*** RECORD EXTRACTS ***

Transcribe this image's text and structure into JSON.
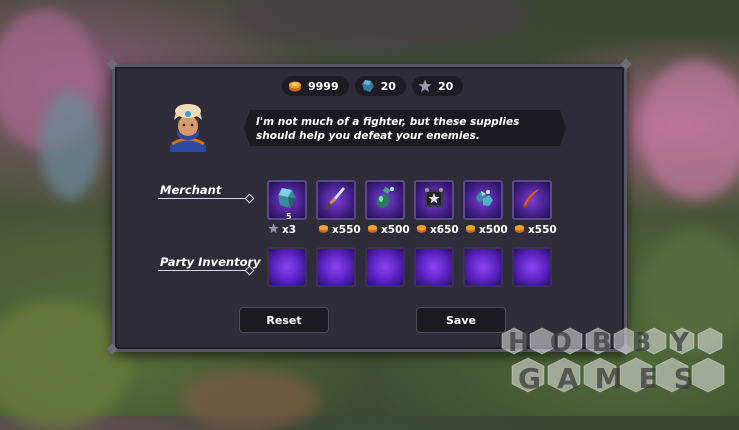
{
  "currency": {
    "gold": "9999",
    "gems": "20",
    "stars": "20"
  },
  "npc": {
    "dialogue": "I'm not much of a fighter, but these supplies should help you defeat your enemies."
  },
  "labels": {
    "merchant": "Merchant",
    "party_inventory": "Party Inventory"
  },
  "merchant_items": [
    {
      "icon": "crystal-shard-icon",
      "qty": "5",
      "price": "x3",
      "price_icon": "star-icon"
    },
    {
      "icon": "dagger-icon",
      "price": "x550",
      "price_icon": "gold-icon"
    },
    {
      "icon": "potion-flask-icon",
      "price": "x500",
      "price_icon": "gold-icon"
    },
    {
      "icon": "spellbook-icon",
      "price": "x650",
      "price_icon": "gold-icon"
    },
    {
      "icon": "gem-cluster-icon",
      "price": "x500",
      "price_icon": "gold-icon"
    },
    {
      "icon": "curved-blade-icon",
      "price": "x550",
      "price_icon": "gold-icon"
    }
  ],
  "buttons": {
    "reset": "Reset",
    "save": "Save"
  },
  "watermark": {
    "line1": "HOBBY",
    "line2": "GAMES"
  },
  "colors": {
    "panel": "#2e2c38",
    "slot_glow": "#8b45f0",
    "gold": "#f0a030"
  }
}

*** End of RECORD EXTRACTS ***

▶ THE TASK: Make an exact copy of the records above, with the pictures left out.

▶ WRITTEN SOLUTION:
Transcribe this image's text and structure into JSON.
{
  "currency": {
    "gold": "9999",
    "gems": "20",
    "stars": "20"
  },
  "npc": {
    "dialogue": "I'm not much of a fighter, but these supplies should help you defeat your enemies."
  },
  "labels": {
    "merchant": "Merchant",
    "party_inventory": "Party Inventory"
  },
  "merchant_items": [
    {
      "icon": "crystal-shard-icon",
      "qty": "5",
      "price": "x3",
      "price_icon": "star-icon"
    },
    {
      "icon": "dagger-icon",
      "price": "x550",
      "price_icon": "gold-icon"
    },
    {
      "icon": "potion-flask-icon",
      "price": "x500",
      "price_icon": "gold-icon"
    },
    {
      "icon": "spellbook-icon",
      "price": "x650",
      "price_icon": "gold-icon"
    },
    {
      "icon": "gem-cluster-icon",
      "price": "x500",
      "price_icon": "gold-icon"
    },
    {
      "icon": "curved-blade-icon",
      "price": "x550",
      "price_icon": "gold-icon"
    }
  ],
  "buttons": {
    "reset": "Reset",
    "save": "Save"
  },
  "watermark": {
    "line1": "HOBBY",
    "line2": "GAMES"
  },
  "colors": {
    "panel": "#2e2c38",
    "slot_glow": "#8b45f0",
    "gold": "#f0a030"
  }
}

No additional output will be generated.